→ **Exercise directions**
Where the lines below hold images, skip those and copy every word exactly.

→ **Information shown**

====

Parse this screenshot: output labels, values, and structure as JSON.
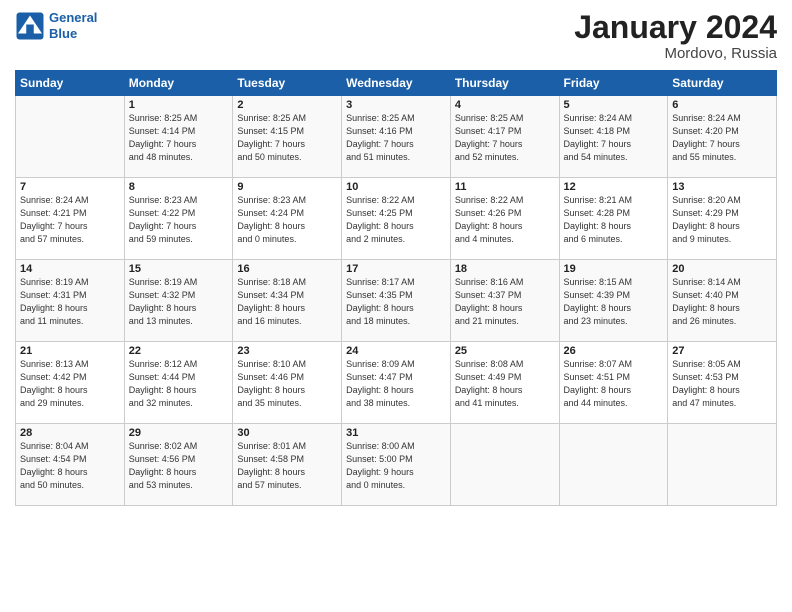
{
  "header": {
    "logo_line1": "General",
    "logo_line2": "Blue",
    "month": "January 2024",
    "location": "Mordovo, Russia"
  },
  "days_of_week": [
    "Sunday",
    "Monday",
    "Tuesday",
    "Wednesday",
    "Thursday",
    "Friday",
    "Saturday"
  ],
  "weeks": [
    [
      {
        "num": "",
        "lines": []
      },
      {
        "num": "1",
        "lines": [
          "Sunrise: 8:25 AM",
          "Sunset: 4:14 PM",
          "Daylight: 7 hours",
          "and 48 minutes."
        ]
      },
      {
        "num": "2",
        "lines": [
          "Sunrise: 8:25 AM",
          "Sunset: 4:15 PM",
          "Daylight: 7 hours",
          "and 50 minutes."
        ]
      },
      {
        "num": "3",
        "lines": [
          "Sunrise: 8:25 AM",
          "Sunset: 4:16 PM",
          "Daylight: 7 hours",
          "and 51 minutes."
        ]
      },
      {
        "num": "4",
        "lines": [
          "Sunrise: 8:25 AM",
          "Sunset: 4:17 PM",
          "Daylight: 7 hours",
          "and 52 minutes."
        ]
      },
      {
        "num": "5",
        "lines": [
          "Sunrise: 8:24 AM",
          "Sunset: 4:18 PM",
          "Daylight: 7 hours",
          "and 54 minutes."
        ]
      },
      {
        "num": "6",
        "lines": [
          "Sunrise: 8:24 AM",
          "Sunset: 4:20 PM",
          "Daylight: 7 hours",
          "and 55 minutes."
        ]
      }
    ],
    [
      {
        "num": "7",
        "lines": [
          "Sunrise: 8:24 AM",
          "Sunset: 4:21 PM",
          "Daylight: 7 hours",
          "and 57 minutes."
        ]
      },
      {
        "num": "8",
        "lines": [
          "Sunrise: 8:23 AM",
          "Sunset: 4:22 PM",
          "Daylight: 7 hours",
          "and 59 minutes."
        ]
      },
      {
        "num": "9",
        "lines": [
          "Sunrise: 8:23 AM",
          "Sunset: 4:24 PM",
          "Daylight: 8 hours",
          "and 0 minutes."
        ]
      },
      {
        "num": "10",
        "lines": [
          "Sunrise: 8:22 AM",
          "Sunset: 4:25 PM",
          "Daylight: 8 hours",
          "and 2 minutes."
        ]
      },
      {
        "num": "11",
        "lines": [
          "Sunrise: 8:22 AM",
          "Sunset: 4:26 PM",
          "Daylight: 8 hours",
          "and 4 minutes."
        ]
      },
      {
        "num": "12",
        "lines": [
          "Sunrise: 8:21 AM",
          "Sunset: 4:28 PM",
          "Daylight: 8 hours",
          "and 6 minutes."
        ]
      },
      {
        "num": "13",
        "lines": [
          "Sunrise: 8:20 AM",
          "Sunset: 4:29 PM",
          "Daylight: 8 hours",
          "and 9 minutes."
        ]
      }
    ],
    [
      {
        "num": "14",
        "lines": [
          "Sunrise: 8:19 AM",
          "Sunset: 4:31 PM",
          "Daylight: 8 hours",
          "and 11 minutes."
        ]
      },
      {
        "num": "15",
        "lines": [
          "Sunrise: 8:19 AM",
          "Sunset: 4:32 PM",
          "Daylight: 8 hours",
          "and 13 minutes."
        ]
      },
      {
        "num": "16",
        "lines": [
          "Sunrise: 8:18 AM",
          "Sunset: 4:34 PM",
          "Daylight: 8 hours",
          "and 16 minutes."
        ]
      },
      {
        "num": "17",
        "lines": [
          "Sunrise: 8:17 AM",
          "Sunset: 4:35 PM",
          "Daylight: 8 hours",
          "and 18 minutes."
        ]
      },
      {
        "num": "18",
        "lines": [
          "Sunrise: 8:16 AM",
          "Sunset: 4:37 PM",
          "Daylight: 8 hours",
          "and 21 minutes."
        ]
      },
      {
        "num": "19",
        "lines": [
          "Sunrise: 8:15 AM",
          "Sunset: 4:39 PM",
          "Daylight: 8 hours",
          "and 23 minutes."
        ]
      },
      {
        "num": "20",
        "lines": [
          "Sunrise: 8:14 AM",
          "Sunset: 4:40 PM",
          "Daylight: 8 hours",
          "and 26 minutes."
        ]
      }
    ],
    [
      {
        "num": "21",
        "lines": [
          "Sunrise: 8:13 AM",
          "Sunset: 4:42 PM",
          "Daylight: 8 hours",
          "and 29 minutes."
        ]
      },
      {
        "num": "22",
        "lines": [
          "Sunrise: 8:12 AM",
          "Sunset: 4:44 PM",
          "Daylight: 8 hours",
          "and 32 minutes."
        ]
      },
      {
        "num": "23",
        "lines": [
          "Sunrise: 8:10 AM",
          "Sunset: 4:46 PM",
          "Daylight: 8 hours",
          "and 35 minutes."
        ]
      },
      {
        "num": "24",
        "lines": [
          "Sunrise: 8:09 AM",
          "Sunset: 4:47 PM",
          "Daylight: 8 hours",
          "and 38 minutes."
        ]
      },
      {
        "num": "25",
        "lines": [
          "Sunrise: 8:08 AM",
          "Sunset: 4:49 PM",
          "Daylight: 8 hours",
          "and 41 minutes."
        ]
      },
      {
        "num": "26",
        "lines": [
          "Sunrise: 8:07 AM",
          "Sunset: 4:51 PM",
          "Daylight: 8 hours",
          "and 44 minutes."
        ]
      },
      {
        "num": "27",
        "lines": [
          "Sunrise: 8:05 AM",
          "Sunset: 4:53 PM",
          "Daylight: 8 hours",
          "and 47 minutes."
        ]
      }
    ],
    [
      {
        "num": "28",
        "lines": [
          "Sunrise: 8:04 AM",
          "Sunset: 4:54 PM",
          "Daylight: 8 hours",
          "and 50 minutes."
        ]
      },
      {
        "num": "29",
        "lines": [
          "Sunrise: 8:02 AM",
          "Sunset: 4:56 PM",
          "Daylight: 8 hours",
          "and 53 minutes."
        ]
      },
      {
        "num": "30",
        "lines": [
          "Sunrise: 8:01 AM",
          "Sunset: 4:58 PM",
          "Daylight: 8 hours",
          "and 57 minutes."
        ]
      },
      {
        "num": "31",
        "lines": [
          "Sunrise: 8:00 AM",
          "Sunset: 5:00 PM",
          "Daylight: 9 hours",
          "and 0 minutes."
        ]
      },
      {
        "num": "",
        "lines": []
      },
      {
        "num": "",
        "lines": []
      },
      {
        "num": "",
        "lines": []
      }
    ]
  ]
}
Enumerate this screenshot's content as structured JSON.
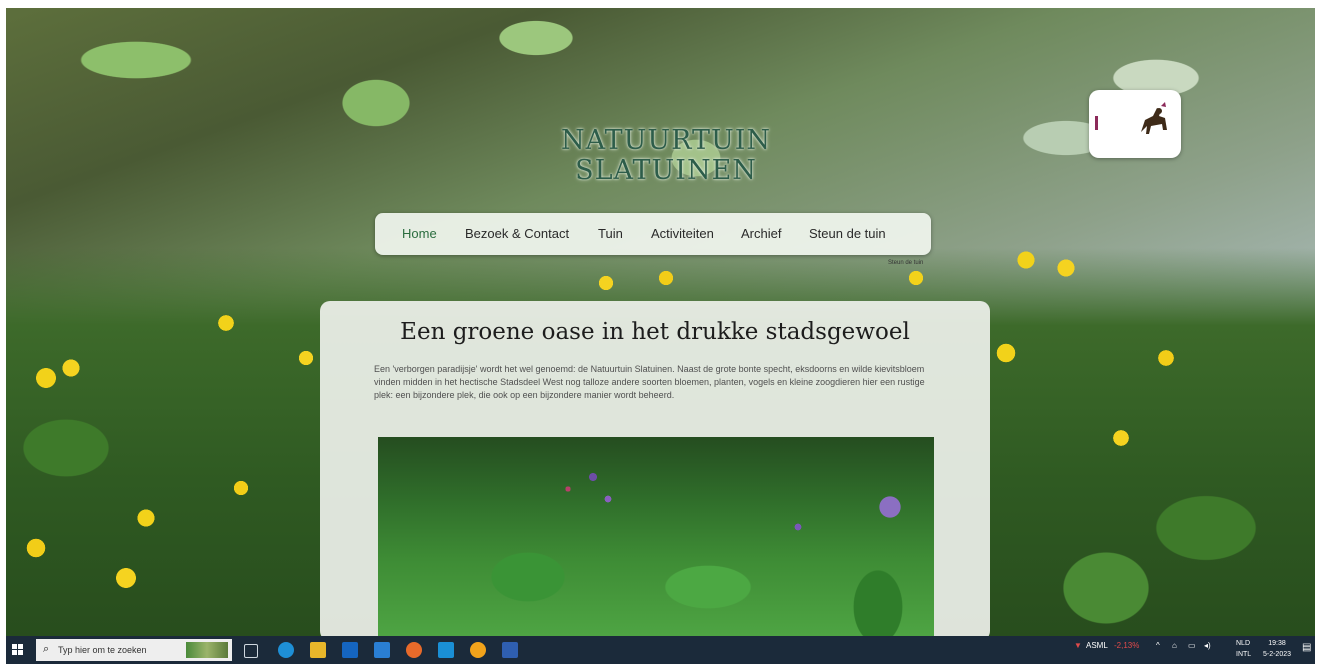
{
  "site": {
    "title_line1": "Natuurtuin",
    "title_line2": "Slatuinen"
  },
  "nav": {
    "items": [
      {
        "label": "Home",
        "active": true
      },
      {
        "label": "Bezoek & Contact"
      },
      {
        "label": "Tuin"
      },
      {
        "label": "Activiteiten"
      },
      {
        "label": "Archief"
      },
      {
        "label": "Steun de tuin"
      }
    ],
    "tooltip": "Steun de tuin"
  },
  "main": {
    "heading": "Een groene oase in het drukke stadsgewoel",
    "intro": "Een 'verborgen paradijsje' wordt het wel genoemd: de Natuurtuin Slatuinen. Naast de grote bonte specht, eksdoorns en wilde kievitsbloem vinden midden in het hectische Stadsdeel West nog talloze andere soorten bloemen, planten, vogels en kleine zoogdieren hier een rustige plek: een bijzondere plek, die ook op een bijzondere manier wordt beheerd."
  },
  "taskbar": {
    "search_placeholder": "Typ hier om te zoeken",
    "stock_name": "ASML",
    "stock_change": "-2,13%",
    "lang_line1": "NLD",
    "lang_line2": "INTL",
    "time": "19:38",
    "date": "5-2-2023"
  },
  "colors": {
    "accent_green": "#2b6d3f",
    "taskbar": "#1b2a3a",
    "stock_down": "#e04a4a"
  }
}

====

→ **Your solution**
Parse this screenshot: output labels, values, and structure as JSON.
{
  "header": {
    "logo_line1": "General",
    "logo_line2": "Blue",
    "month": "January 2024",
    "location": "Mordovo, Russia"
  },
  "days_of_week": [
    "Sunday",
    "Monday",
    "Tuesday",
    "Wednesday",
    "Thursday",
    "Friday",
    "Saturday"
  ],
  "weeks": [
    [
      {
        "num": "",
        "lines": []
      },
      {
        "num": "1",
        "lines": [
          "Sunrise: 8:25 AM",
          "Sunset: 4:14 PM",
          "Daylight: 7 hours",
          "and 48 minutes."
        ]
      },
      {
        "num": "2",
        "lines": [
          "Sunrise: 8:25 AM",
          "Sunset: 4:15 PM",
          "Daylight: 7 hours",
          "and 50 minutes."
        ]
      },
      {
        "num": "3",
        "lines": [
          "Sunrise: 8:25 AM",
          "Sunset: 4:16 PM",
          "Daylight: 7 hours",
          "and 51 minutes."
        ]
      },
      {
        "num": "4",
        "lines": [
          "Sunrise: 8:25 AM",
          "Sunset: 4:17 PM",
          "Daylight: 7 hours",
          "and 52 minutes."
        ]
      },
      {
        "num": "5",
        "lines": [
          "Sunrise: 8:24 AM",
          "Sunset: 4:18 PM",
          "Daylight: 7 hours",
          "and 54 minutes."
        ]
      },
      {
        "num": "6",
        "lines": [
          "Sunrise: 8:24 AM",
          "Sunset: 4:20 PM",
          "Daylight: 7 hours",
          "and 55 minutes."
        ]
      }
    ],
    [
      {
        "num": "7",
        "lines": [
          "Sunrise: 8:24 AM",
          "Sunset: 4:21 PM",
          "Daylight: 7 hours",
          "and 57 minutes."
        ]
      },
      {
        "num": "8",
        "lines": [
          "Sunrise: 8:23 AM",
          "Sunset: 4:22 PM",
          "Daylight: 7 hours",
          "and 59 minutes."
        ]
      },
      {
        "num": "9",
        "lines": [
          "Sunrise: 8:23 AM",
          "Sunset: 4:24 PM",
          "Daylight: 8 hours",
          "and 0 minutes."
        ]
      },
      {
        "num": "10",
        "lines": [
          "Sunrise: 8:22 AM",
          "Sunset: 4:25 PM",
          "Daylight: 8 hours",
          "and 2 minutes."
        ]
      },
      {
        "num": "11",
        "lines": [
          "Sunrise: 8:22 AM",
          "Sunset: 4:26 PM",
          "Daylight: 8 hours",
          "and 4 minutes."
        ]
      },
      {
        "num": "12",
        "lines": [
          "Sunrise: 8:21 AM",
          "Sunset: 4:28 PM",
          "Daylight: 8 hours",
          "and 6 minutes."
        ]
      },
      {
        "num": "13",
        "lines": [
          "Sunrise: 8:20 AM",
          "Sunset: 4:29 PM",
          "Daylight: 8 hours",
          "and 9 minutes."
        ]
      }
    ],
    [
      {
        "num": "14",
        "lines": [
          "Sunrise: 8:19 AM",
          "Sunset: 4:31 PM",
          "Daylight: 8 hours",
          "and 11 minutes."
        ]
      },
      {
        "num": "15",
        "lines": [
          "Sunrise: 8:19 AM",
          "Sunset: 4:32 PM",
          "Daylight: 8 hours",
          "and 13 minutes."
        ]
      },
      {
        "num": "16",
        "lines": [
          "Sunrise: 8:18 AM",
          "Sunset: 4:34 PM",
          "Daylight: 8 hours",
          "and 16 minutes."
        ]
      },
      {
        "num": "17",
        "lines": [
          "Sunrise: 8:17 AM",
          "Sunset: 4:35 PM",
          "Daylight: 8 hours",
          "and 18 minutes."
        ]
      },
      {
        "num": "18",
        "lines": [
          "Sunrise: 8:16 AM",
          "Sunset: 4:37 PM",
          "Daylight: 8 hours",
          "and 21 minutes."
        ]
      },
      {
        "num": "19",
        "lines": [
          "Sunrise: 8:15 AM",
          "Sunset: 4:39 PM",
          "Daylight: 8 hours",
          "and 23 minutes."
        ]
      },
      {
        "num": "20",
        "lines": [
          "Sunrise: 8:14 AM",
          "Sunset: 4:40 PM",
          "Daylight: 8 hours",
          "and 26 minutes."
        ]
      }
    ],
    [
      {
        "num": "21",
        "lines": [
          "Sunrise: 8:13 AM",
          "Sunset: 4:42 PM",
          "Daylight: 8 hours",
          "and 29 minutes."
        ]
      },
      {
        "num": "22",
        "lines": [
          "Sunrise: 8:12 AM",
          "Sunset: 4:44 PM",
          "Daylight: 8 hours",
          "and 32 minutes."
        ]
      },
      {
        "num": "23",
        "lines": [
          "Sunrise: 8:10 AM",
          "Sunset: 4:46 PM",
          "Daylight: 8 hours",
          "and 35 minutes."
        ]
      },
      {
        "num": "24",
        "lines": [
          "Sunrise: 8:09 AM",
          "Sunset: 4:47 PM",
          "Daylight: 8 hours",
          "and 38 minutes."
        ]
      },
      {
        "num": "25",
        "lines": [
          "Sunrise: 8:08 AM",
          "Sunset: 4:49 PM",
          "Daylight: 8 hours",
          "and 41 minutes."
        ]
      },
      {
        "num": "26",
        "lines": [
          "Sunrise: 8:07 AM",
          "Sunset: 4:51 PM",
          "Daylight: 8 hours",
          "and 44 minutes."
        ]
      },
      {
        "num": "27",
        "lines": [
          "Sunrise: 8:05 AM",
          "Sunset: 4:53 PM",
          "Daylight: 8 hours",
          "and 47 minutes."
        ]
      }
    ],
    [
      {
        "num": "28",
        "lines": [
          "Sunrise: 8:04 AM",
          "Sunset: 4:54 PM",
          "Daylight: 8 hours",
          "and 50 minutes."
        ]
      },
      {
        "num": "29",
        "lines": [
          "Sunrise: 8:02 AM",
          "Sunset: 4:56 PM",
          "Daylight: 8 hours",
          "and 53 minutes."
        ]
      },
      {
        "num": "30",
        "lines": [
          "Sunrise: 8:01 AM",
          "Sunset: 4:58 PM",
          "Daylight: 8 hours",
          "and 57 minutes."
        ]
      },
      {
        "num": "31",
        "lines": [
          "Sunrise: 8:00 AM",
          "Sunset: 5:00 PM",
          "Daylight: 9 hours",
          "and 0 minutes."
        ]
      },
      {
        "num": "",
        "lines": []
      },
      {
        "num": "",
        "lines": []
      },
      {
        "num": "",
        "lines": []
      }
    ]
  ]
}
Enumerate this screenshot's content as structured JSON.
{
  "site": {
    "title_line1": "Natuurtuin",
    "title_line2": "Slatuinen"
  },
  "nav": {
    "items": [
      {
        "label": "Home",
        "active": true
      },
      {
        "label": "Bezoek & Contact"
      },
      {
        "label": "Tuin"
      },
      {
        "label": "Activiteiten"
      },
      {
        "label": "Archief"
      },
      {
        "label": "Steun de tuin"
      }
    ],
    "tooltip": "Steun de tuin"
  },
  "main": {
    "heading": "Een groene oase in het drukke stadsgewoel",
    "intro": "Een 'verborgen paradijsje' wordt het wel genoemd: de Natuurtuin Slatuinen. Naast de grote bonte specht, eksdoorns en wilde kievitsbloem vinden midden in het hectische Stadsdeel West nog talloze andere soorten bloemen, planten, vogels en kleine zoogdieren hier een rustige plek: een bijzondere plek, die ook op een bijzondere manier wordt beheerd."
  },
  "taskbar": {
    "search_placeholder": "Typ hier om te zoeken",
    "stock_name": "ASML",
    "stock_change": "-2,13%",
    "lang_line1": "NLD",
    "lang_line2": "INTL",
    "time": "19:38",
    "date": "5-2-2023"
  },
  "colors": {
    "accent_green": "#2b6d3f",
    "taskbar": "#1b2a3a",
    "stock_down": "#e04a4a"
  }
}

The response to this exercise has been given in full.